... "that in these simple forms one sees people that one is acquainted with; one has met with just such things in the societies amongst which one has lived; and the strangest likenesses of all with these soulless creatures are in the masses in which men stand divided one against the other, in their classes and professions; the nobility and the third estate, for instance, ...
— The German Classics of The Nineteenth and Twentieth Centuries, Vol. II • Editor-in-Chief: Kuno Francke

... Remaliah. Because Syria, Ephraim, and the son of Remaliah, have taken evil counsel against thee, saying, Let us go up against Judah, and vex it, and let us make a breach therein for us, and set a king in the midst of it, even the son of Tabeal: Thus saith the Lord God, It shall not stand, neither shall it come ...
— Myths of Babylonia and Assyria • Donald A. Mackenzie

... window niche, How statue-like I see thee stand, The agate lamp within thy hand! Ah, Psyche from the regions which Are ...
— The Pretty Lady • Arnold E. Bennett

... these words, he again looked at the people, and was silent. "There they stand," said he to his heart; "there they laugh: they understand me not; I am not the mouth ...
— Thus Spake Zarathustra - A Book for All and None • Friedrich Nietzsche

... instead of appearing flat like a disc, already showed her convexity. If the sun's rays had reached her obliquely the shadow then thrown would have made the high mountains stand out. They could have seen the gaping craters and the capricious furrows that cut up the immense plains. But all relief was levelled in the intense brilliancy. Those large spots that give the appearance of a human face to the moon ...
— The Moon-Voyage • Jules Verne

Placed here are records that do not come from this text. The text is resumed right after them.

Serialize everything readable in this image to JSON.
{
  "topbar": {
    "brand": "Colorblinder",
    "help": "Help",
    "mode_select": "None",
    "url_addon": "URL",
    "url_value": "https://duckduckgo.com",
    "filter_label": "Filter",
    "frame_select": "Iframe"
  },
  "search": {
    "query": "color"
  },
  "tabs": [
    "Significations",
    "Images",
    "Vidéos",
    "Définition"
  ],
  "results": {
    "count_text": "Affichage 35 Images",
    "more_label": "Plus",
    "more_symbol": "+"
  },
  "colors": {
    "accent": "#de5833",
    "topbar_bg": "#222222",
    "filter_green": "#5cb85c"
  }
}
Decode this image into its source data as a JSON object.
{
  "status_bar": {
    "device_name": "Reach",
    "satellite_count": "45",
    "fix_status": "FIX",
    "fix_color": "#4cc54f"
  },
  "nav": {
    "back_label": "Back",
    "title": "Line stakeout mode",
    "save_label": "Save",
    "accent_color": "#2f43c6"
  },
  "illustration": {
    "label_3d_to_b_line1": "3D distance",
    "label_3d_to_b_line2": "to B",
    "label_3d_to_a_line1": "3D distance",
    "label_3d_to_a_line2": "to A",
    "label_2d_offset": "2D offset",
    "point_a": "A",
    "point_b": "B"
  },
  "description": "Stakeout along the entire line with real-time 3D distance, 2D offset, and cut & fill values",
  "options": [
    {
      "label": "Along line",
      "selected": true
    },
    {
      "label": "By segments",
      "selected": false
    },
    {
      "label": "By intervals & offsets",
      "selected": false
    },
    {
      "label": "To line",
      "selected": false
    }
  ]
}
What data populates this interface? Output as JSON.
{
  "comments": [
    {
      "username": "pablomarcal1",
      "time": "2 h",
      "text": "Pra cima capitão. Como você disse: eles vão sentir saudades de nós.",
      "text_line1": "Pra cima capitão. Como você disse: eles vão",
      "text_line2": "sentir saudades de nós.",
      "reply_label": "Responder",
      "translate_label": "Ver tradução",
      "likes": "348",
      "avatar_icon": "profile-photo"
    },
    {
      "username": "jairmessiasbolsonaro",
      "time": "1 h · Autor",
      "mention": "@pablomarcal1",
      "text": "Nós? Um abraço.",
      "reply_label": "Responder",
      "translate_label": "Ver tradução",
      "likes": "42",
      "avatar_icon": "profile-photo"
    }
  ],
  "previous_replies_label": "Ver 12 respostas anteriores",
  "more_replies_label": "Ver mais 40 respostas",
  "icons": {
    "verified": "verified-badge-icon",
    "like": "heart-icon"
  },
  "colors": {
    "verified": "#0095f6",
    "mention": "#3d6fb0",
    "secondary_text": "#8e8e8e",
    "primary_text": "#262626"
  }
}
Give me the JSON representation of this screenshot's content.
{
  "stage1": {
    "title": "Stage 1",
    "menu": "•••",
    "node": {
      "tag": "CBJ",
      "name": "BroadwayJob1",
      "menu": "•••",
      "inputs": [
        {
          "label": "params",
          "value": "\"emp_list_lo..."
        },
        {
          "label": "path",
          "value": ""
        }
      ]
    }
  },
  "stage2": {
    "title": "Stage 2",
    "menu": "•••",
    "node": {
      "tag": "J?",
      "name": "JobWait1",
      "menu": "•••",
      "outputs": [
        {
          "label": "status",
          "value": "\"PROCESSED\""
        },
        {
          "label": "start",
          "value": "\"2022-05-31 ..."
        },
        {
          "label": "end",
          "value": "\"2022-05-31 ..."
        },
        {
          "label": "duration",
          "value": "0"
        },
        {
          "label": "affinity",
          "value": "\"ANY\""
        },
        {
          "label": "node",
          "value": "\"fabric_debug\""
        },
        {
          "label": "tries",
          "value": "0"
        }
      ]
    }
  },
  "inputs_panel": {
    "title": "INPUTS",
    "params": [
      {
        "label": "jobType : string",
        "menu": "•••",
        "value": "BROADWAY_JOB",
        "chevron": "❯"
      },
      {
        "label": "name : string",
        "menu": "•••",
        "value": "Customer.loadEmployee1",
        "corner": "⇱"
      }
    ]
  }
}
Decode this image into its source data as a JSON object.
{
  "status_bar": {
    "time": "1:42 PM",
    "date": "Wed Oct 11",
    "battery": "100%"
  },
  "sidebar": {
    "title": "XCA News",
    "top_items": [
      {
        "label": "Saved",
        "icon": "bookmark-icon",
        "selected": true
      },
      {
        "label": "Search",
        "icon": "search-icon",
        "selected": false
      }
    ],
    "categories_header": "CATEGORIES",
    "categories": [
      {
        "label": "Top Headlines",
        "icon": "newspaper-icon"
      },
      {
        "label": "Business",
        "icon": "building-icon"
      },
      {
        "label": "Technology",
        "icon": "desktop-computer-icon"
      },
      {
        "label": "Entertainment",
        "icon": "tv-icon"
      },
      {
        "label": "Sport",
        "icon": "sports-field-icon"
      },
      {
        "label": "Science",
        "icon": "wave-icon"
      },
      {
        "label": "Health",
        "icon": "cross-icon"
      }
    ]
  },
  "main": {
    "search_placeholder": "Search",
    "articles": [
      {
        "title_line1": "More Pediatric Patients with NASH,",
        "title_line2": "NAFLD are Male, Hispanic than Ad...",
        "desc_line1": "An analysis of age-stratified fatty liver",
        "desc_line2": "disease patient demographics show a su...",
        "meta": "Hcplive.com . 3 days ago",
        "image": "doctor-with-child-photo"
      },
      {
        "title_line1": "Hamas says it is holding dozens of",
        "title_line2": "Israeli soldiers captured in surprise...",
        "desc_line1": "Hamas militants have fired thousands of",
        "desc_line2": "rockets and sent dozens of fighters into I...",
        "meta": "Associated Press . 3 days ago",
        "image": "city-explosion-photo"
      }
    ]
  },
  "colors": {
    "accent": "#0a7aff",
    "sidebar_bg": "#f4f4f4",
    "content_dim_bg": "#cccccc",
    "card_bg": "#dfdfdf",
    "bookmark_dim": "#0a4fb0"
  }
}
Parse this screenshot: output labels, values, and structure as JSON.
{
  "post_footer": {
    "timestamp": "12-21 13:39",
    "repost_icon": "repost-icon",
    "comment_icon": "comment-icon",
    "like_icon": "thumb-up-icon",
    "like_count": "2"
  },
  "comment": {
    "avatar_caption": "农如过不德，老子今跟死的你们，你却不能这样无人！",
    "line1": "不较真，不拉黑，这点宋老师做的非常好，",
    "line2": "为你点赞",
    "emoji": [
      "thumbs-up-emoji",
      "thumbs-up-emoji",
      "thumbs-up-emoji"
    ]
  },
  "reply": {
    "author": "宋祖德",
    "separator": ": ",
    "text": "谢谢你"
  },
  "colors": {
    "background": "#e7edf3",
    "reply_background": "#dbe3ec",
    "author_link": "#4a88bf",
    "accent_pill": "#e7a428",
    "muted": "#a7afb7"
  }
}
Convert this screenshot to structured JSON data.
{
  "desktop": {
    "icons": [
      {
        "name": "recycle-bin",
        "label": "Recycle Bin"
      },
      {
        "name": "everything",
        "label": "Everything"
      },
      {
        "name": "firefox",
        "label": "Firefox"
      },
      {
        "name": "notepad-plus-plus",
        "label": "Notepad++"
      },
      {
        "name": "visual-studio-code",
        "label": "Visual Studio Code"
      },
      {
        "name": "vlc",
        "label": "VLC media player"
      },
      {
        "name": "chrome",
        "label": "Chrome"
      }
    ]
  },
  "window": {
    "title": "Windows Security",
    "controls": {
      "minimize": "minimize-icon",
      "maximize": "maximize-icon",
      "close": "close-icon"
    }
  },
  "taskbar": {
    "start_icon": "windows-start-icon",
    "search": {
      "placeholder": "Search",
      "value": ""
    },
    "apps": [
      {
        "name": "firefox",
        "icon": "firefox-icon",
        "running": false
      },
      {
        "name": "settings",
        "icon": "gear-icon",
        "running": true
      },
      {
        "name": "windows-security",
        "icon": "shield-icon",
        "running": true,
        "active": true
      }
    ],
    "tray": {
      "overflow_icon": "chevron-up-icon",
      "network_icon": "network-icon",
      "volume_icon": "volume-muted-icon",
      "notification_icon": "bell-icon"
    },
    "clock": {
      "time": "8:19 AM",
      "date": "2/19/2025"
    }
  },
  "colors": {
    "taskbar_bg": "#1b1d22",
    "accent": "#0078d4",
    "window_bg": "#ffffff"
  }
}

... which, after a rapid descent, loses itself at the bottom of the valley in dark masses of thickets stocked with deer. Beyond these thickets, on the other side of the Seine, the blue slated roofs of Meudon, and the waving tops of the majestic trees of its park, stand out in the blue summer sky. We often came to sit on this hill, which has all the elevation of a promontory, the silence and shade of a valley, and the solitude of a desert. The lungs play freer there; the ...
— Raphael - Pages Of The Book Of Life At Twenty • Alphonse de Lamartine

... appearance issuing from it; they used it for their advancement; and the sharp contrast of their conduct with the holy state makes them appear altogether fiendish. The Borgias are a satire on a great form or phase of religion, debasing and destroying it. They stand on high pedestals, and from their presence radiates the light of the Christian ideal. In this form we behold and recognize them. We view their acts through a medium which is permeated with religious ideas. Without this, and placed on a purely secular stage, the Borgias would ...
— Lucretia Borgia - According to Original Documents and Correspondence of Her Day • Ferdinand Gregorovius

... and copper sky, The bloody Sun, at noon, Right up above the mast did stand, No bigger than ...
— Coleridge's Ancient Mariner and Select Poems • Samuel Taylor Coleridge



Words linked to "Stand" :   tiered seat, stand watch, stand-alone, permit, stand back, oppose, resist, uprise, stadium, get up, flora, yield, accept, taxistand, sit out, ballpark, standing, defensive measure, dress rack, halt, bandstand, stall, cabstand, covered stand, service, stand up, defense, standard, stand for, stand guard, fend, lay, live with, pass judgment, sit, fight back, bear up, stopover, stand in, stay, lie, let, stand still, withstand, be, suffer, continue, magazine rack, wash-hand stand, point of view, endure, lectern, bowl, music rack, take the stand, fight down, stand pat, spice rack, coat stand, vegetation, rest, stand out, standoff, pay, array, swallow, standpoint, outdoor stage, align, music stand, brook, queue up, cityscape, repulsion, measure, stand-in, countenance, wash, put up, posture, allow, viewpoint, reading desk, ramp, staddle, stand sentinel, reviewing stand, evaluate, witness stand, rise, digest, botany, table, spit, take a joke, rack, take a firm stand, queue, defence, standstill, line up, stick out, place upright, cruet-stand, stance, booth, complexion, park, stand-up, arise, layover, grandstand, stand by, bear, animal husbandry, set, one-night stand, bier, take lying down, newsstand, standee, landscape, abide, stomach, sales booth, stand-down, bleachers, hold out



Copyright © 2020 Dictonary.net